Although architecture itself originated from a need for shelter from nature, modern humans retain the desire to live with nature around or near them—even in urban settings. Since the development of plate glass in the 17th century and mechanized heating and cooling in the late-19th and 20th, the relationship between architecture and nature has continually evolved to the point that architecture is now including or mimicking natural processes of decay and self-replication.
Over the course of the last century, the work of two architectural giants, Frank Lloyd Wright and Ludwig Mies van der Rohe, responded to nature in very different ways through their philosophies and approaches, influencing the work of other architects as well as builders and clients. Today’s architecture draws on the legacies of these groundbreakers, especially by integrating structures with the site, incorporating natural materials, or maximizing visual access to surrounding nature and the seasons.

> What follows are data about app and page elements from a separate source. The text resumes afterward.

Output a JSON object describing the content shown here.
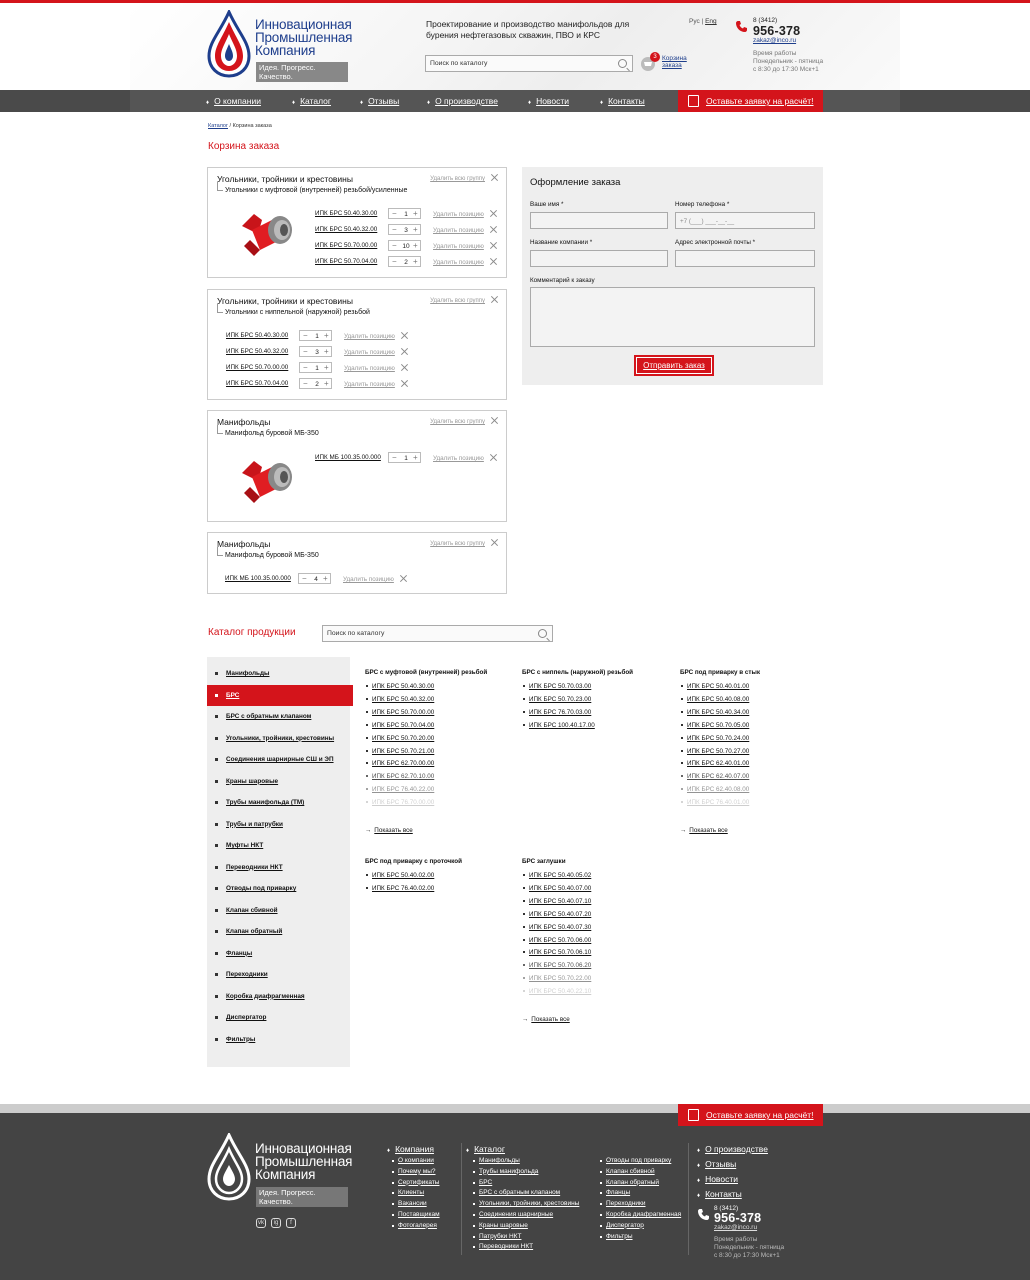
{
  "brand": {
    "name_line1": "Инновационная",
    "name_line2": "Промышленная",
    "name_line3": "Компания",
    "slogan": "Идея. Прогресс. Качество.",
    "tagline": "Проектирование и производство манифольдов для бурения нефтегазовых скважин, ПВО и КРС",
    "colors": {
      "red": "#d4141b",
      "blue": "#1e3e8c"
    }
  },
  "header": {
    "search_placeholder": "Поиск по каталогу",
    "cart_count": "3",
    "cart_label": "Корзина заказа",
    "lang_ru": "Рус",
    "lang_sep": "|",
    "lang_en": "Eng",
    "phone_code": "8 (3412)",
    "phone": "956-378",
    "email": "zakaz@inco.ru",
    "hours_title": "Время работы",
    "hours_days": "Понедельник - пятница",
    "hours_time": "с 8:30 до 17:30 Мск+1"
  },
  "nav": {
    "items": [
      "О компании",
      "Каталог",
      "Отзывы",
      "О производстве",
      "Новости",
      "Контакты"
    ],
    "cta": "Оставьте заявку на расчёт!"
  },
  "breadcrumb": {
    "catalog": "Каталог",
    "sep": "/",
    "current": "Корзина заказа"
  },
  "page_title": "Корзина заказа",
  "cart": {
    "del_group": "Удалить всю группу",
    "del_pos": "Удалить позицию",
    "groups": [
      {
        "title": "Угольники, тройники и крестовины",
        "sub": "Угольники с муфтовой (внутренней) резьбой/усиленные",
        "items": [
          {
            "code": "ИПК БРС 50.40.30.00",
            "qty": "1"
          },
          {
            "code": "ИПК БРС 50.40.32.00",
            "qty": "3"
          },
          {
            "code": "ИПК БРС 50.70.00.00",
            "qty": "10"
          },
          {
            "code": "ИПК БРС 50.70.04.00",
            "qty": "2"
          }
        ]
      },
      {
        "title": "Угольники, тройники и крестовины",
        "sub": "Угольники с ниппельной (наружной) резьбой",
        "items": [
          {
            "code": "ИПК БРС 50.40.30.00",
            "qty": "1"
          },
          {
            "code": "ИПК БРС 50.40.32.00",
            "qty": "3"
          },
          {
            "code": "ИПК БРС 50.70.00.00",
            "qty": "1"
          },
          {
            "code": "ИПК БРС 50.70.04.00",
            "qty": "2"
          }
        ]
      },
      {
        "title": "Манифольды",
        "sub": "Манифольд буровой МБ-350",
        "items": [
          {
            "code": "ИПК МБ 100.35.00.000",
            "qty": "1"
          }
        ]
      },
      {
        "title": "Манифольды",
        "sub": "Манифольд буровой МБ-350",
        "items": [
          {
            "code": "ИПК МБ 100.35.00.000",
            "qty": "4"
          }
        ]
      }
    ]
  },
  "order_form": {
    "title": "Оформление заказа",
    "name_label": "Ваше имя *",
    "phone_label": "Номер телефона *",
    "phone_placeholder": "+7 (___) ___-__-__",
    "company_label": "Название компании *",
    "email_label": "Адрес электронной почты *",
    "comment_label": "Комментарий к заказу",
    "submit": "Отправить заказ"
  },
  "catalog": {
    "title": "Каталог продукции",
    "search_placeholder": "Поиск по каталогу",
    "show_all": "Показать все",
    "sidebar": [
      "Манифольды",
      "БРС",
      "БРС с обратным клапаном",
      "Угольники, тройники, крестовины",
      "Соединения шарнирные СШ и ЭП",
      "Краны шаровые",
      "Трубы манифольда (ТМ)",
      "Трубы и патрубки",
      "Муфты НКТ",
      "Переводники НКТ",
      "Отводы под приварку",
      "Клапан сбивной",
      "Клапан обратный",
      "Фланцы",
      "Переходники",
      "Коробка диафрагменная",
      "Диспергатор",
      "Фильтры"
    ],
    "columns": [
      {
        "title": "БРС с муфтовой (внутренней) резьбой",
        "items": [
          "ИПК БРС 50.40.30.00",
          "ИПК БРС 50.40.32.00",
          "ИПК БРС 50.70.00.00",
          "ИПК БРС 50.70.04.00",
          "ИПК БРС 50.70.20.00",
          "ИПК БРС 50.70.21.00",
          "ИПК БРС 62.70.00.00",
          "ИПК БРС 62.70.10.00",
          "ИПК БРС 76.40.22.00",
          "ИПК БРС 76.70.00.00"
        ]
      },
      {
        "title": "БРС с ниппель (наружной) резьбой",
        "items": [
          "ИПК БРС 50.70.03.00",
          "ИПК БРС 50.70.23.00",
          "ИПК БРС 76.70.03.00",
          "ИПК БРС 100.40.17.00"
        ]
      },
      {
        "title": "БРС под приварку в стык",
        "items": [
          "ИПК БРС 50.40.01.00",
          "ИПК БРС 50.40.08.00",
          "ИПК БРС 50.40.34.00",
          "ИПК БРС 50.70.05.00",
          "ИПК БРС 50.70.24.00",
          "ИПК БРС 50.70.27.00",
          "ИПК БРС 62.40.01.00",
          "ИПК БРС 62.40.07.00",
          "ИПК БРС 62.40.08.00",
          "ИПК БРС 76.40.01.00"
        ]
      },
      {
        "title": "БРС под приварку с проточкой",
        "items": [
          "ИПК БРС 50.40.02.00",
          "ИПК БРС 76.40.02.00"
        ]
      },
      {
        "title": "БРС заглушки",
        "items": [
          "ИПК БРС 50.40.05.02",
          "ИПК БРС 50.40.07.00",
          "ИПК БРС 50.40.07.10",
          "ИПК БРС 50.40.07.20",
          "ИПК БРС 50.40.07.30",
          "ИПК БРС 50.70.06.00",
          "ИПК БРС 50.70.06.10",
          "ИПК БРС 50.70.06.20",
          "ИПК БРС 50.70.22.00",
          "ИПК БРС 50.40.22.10"
        ]
      }
    ]
  },
  "footer": {
    "cta": "Оставьте заявку на расчёт!",
    "col1_title": "Компания",
    "col1": [
      "О компании",
      "Почему мы?",
      "Сертификаты",
      "Клиенты",
      "Вакансии",
      "Поставщикам",
      "Фотогалерея"
    ],
    "col2_title": "Каталог",
    "col2a": [
      "Манифольды",
      "Трубы манифольда",
      "БРС",
      "БРС с обратным клапаном",
      "Угольники, тройники, крестовины",
      "Соединения шарнирные",
      "Краны шаровые",
      "Патрубки НКТ",
      "Переводники НКТ"
    ],
    "col2b": [
      "Отводы под приварку",
      "Клапан сбивной",
      "Клапан обратный",
      "Фланцы",
      "Переходники",
      "Коробка диафрагменная",
      "Диспергатор",
      "Фильтры"
    ],
    "col3": [
      "О производстве",
      "Отзывы",
      "Новости",
      "Контакты"
    ],
    "social": [
      "vk",
      "ig",
      "f"
    ]
  }
}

Mies van der Rohe’s work is often criticized for being “apart from” rather than “a part of” nature, but that is an overly simplistic characterization. His fascination with botanist and microbiologist Raoul Heinrich Francé; his proposal to cover the Villa Tugendhat in the Czech Republic with climbing plants; his writings about living with nature in the Edith Farnsworth House in Plano, Illinois; and his collaborations with landscape architect Alfred Caldwell all reveal philosophical and practical views towards nature.
Dietrich Neumann, professor for the history of modern architecture and urban studies and the director of the John Nicholas Brown Center of Public Humanities and Cultural Heritage at Brown University, discusses van der Rohe’s work and its relationship with nature.
Comment as :